“The enthusiasm for rejuvenating Paul Robeson shown by its community, its staff, and its students betokens an initial step in the revitalization of this high school. It is most appropriate to harness this positive energy in support of a redevelopment effort.”
Just last year, Paul Robeson High School was one of the schools OTP highlighted in our annual recognition of local schools that send graduates to college. Among the eclectic group of Robeson graduates were 10 Citi scholarship recipients, and students who received the Brooklyn Old Timers Scholarship, Guardian Achievement Scholarship from the NYPD, the Albert Shanker Scholarship, and the Brooklyn Girl Friends Scholarship. One student won second place in the prestigious Random House Creative Writing Scholarship Competition.
From that article: “Paul Robeson has a wide variety of academic programs geared to prepare students for college and professional careers via internships or career-based experiences. The 20-year Robeson/Citi partnership with Citi (originally with Solomon Brothers) includes a mentor/mentee program, state-of-the-art technology, scholarships, college trips, support with Career/College Day, and internships for students. An op-ed school focused on business and technology, Robeson is home to 2 Virtual Enterprises, an international program that trains students to run a business. Robeson’s student-run businesses are Generation Design, a web design company, and Extravaganza Planning, an event planning company. Two of Robeson’s four Academies or Small Learning Communities are part of the National Academy Foundation: the Academy of Finance and the Academy of Information Technology offer advanced curriculum in Virtual enterprise and Cisco Networking Certification, with students taking part in college classes and participate in enrichment activities like Toast Masters.”
Councilman Vann stood with the school during this time of crisis and is “supportive of the school and their efforts to improve.”

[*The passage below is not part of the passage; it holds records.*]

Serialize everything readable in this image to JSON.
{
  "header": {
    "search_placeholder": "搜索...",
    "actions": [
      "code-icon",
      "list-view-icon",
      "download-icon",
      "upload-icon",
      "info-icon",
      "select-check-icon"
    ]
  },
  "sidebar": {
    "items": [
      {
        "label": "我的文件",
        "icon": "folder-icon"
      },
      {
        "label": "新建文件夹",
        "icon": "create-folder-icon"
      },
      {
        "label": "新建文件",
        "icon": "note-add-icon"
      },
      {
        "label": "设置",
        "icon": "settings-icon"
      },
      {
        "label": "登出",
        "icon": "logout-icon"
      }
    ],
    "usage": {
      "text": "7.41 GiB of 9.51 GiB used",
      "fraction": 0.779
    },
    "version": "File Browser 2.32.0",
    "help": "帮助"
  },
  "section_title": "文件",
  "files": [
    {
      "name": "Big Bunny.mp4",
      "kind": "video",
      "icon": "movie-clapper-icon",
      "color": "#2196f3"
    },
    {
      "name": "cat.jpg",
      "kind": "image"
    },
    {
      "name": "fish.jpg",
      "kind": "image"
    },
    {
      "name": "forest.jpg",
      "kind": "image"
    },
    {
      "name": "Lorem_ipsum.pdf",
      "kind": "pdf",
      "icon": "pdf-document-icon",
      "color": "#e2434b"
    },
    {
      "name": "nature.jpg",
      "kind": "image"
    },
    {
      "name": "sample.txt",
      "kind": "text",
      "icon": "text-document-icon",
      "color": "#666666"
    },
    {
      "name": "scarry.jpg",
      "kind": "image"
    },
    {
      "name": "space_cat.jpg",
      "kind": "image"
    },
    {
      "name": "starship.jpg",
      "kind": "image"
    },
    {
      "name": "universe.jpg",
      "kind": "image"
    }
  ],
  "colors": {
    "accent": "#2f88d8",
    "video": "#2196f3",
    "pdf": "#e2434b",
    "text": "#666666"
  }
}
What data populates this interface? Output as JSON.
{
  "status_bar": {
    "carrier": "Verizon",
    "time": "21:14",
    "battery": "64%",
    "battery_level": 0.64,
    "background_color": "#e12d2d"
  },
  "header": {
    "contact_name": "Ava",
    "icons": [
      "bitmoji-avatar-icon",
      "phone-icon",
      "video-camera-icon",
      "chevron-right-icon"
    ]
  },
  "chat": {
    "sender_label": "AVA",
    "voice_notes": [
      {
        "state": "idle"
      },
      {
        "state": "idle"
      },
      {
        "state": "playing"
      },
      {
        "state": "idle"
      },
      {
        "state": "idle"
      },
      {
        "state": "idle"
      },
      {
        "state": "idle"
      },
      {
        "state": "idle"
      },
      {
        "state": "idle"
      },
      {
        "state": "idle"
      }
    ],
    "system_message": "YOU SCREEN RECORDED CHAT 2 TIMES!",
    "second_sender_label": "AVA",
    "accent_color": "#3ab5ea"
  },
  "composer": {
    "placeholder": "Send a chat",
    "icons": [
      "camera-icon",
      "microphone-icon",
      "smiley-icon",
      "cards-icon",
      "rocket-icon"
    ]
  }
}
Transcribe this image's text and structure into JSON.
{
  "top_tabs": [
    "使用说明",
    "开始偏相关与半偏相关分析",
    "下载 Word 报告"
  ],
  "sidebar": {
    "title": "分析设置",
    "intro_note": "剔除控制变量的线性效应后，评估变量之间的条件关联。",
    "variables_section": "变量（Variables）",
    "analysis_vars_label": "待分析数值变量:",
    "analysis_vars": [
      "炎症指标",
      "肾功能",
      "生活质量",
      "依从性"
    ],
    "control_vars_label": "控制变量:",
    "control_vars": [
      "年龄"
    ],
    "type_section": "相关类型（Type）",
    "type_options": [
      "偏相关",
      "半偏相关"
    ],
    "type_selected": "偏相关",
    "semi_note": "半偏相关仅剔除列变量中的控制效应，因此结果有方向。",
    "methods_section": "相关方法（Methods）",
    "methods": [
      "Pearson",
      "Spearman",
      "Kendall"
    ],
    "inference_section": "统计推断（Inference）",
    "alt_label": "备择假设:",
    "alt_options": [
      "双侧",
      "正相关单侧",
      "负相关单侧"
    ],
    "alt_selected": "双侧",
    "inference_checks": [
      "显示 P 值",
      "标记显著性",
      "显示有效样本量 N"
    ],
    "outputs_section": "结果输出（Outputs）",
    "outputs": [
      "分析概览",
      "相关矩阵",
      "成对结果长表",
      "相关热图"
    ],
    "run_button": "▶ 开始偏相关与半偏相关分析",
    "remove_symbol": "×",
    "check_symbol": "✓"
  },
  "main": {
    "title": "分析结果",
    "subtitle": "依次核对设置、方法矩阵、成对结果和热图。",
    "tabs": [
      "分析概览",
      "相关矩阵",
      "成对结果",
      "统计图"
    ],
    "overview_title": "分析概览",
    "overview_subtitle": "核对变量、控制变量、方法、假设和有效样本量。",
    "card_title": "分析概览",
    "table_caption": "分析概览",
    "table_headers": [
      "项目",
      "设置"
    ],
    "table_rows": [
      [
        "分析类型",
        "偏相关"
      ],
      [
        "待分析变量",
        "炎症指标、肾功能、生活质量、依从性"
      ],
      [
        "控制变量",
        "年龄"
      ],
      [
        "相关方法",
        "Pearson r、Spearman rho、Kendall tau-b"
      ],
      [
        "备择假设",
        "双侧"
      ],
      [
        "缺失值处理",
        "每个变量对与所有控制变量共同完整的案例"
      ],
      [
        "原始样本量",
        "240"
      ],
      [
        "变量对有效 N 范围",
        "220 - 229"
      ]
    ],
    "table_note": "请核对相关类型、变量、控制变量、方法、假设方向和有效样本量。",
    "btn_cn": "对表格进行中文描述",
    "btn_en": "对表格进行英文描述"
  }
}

School and community members are expressing concern about how the Post reporter was able to talk to the teen. According to a source within the school, on or about the morning of April 9, Alisha and another teen were approached by the Post reporter as the girls were making their way into school. The reporter was able to lure the girls away from the school to a McDonald’s restaurant on Fulton Street, some 6 blocks away. It was in that McDonald’s where the girls were encouraged to give lurid descriptions of their school. Alisha gave the reporter what she was looking for, in exchange for a meal. The other teen had positive things to say about Robeson, which the reporter ignored. While sitting in McDonald’s, Alisha was pumped for her negative opinion of Robeson, paid for with the price of a meal. The Post reporter had no problem encouraging Alisha to miss valuable classroom time.